==== INFORMATION PROVIDED ====

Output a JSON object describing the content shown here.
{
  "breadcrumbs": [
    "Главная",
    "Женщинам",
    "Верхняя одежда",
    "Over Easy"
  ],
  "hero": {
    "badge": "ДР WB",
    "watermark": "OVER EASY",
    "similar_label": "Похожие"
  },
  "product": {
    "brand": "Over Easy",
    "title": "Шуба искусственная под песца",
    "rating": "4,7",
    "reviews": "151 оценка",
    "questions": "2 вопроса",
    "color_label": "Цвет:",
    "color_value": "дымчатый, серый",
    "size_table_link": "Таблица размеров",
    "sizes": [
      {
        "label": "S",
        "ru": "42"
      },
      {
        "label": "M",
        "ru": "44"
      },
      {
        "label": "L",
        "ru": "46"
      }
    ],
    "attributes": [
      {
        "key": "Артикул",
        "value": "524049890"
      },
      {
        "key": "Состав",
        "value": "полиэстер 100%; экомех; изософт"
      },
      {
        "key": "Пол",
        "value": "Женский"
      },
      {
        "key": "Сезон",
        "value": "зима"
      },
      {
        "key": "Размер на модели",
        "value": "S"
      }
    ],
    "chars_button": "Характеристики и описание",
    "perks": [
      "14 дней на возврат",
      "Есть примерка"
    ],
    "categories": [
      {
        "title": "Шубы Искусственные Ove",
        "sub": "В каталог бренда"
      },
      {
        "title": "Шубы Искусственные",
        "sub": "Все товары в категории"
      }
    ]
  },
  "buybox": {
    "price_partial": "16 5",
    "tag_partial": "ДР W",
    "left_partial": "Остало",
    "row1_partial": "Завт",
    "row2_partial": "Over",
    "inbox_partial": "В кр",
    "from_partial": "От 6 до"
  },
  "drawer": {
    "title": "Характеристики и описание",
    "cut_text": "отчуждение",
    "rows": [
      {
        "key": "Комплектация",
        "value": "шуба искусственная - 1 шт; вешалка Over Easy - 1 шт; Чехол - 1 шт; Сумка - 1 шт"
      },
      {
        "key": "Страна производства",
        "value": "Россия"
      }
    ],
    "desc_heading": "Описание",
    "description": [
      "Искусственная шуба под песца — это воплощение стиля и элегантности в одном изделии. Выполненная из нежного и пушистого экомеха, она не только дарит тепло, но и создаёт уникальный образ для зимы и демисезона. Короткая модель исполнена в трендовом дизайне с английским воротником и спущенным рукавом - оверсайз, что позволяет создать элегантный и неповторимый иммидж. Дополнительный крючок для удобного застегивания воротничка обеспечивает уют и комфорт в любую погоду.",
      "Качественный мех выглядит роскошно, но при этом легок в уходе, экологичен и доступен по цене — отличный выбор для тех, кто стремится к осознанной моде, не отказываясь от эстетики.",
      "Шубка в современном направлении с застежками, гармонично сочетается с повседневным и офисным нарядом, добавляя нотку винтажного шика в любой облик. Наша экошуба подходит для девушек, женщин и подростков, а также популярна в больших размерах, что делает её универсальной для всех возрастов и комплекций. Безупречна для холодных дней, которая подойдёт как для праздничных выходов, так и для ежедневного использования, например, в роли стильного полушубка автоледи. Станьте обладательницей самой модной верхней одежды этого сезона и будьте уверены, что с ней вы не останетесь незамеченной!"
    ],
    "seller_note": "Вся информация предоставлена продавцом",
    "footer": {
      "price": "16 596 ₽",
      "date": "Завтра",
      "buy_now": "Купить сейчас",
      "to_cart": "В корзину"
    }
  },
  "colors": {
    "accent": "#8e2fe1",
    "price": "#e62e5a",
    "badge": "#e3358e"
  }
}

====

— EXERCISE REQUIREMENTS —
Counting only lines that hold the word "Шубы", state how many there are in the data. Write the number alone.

— EXERCISE RESPONSE —
2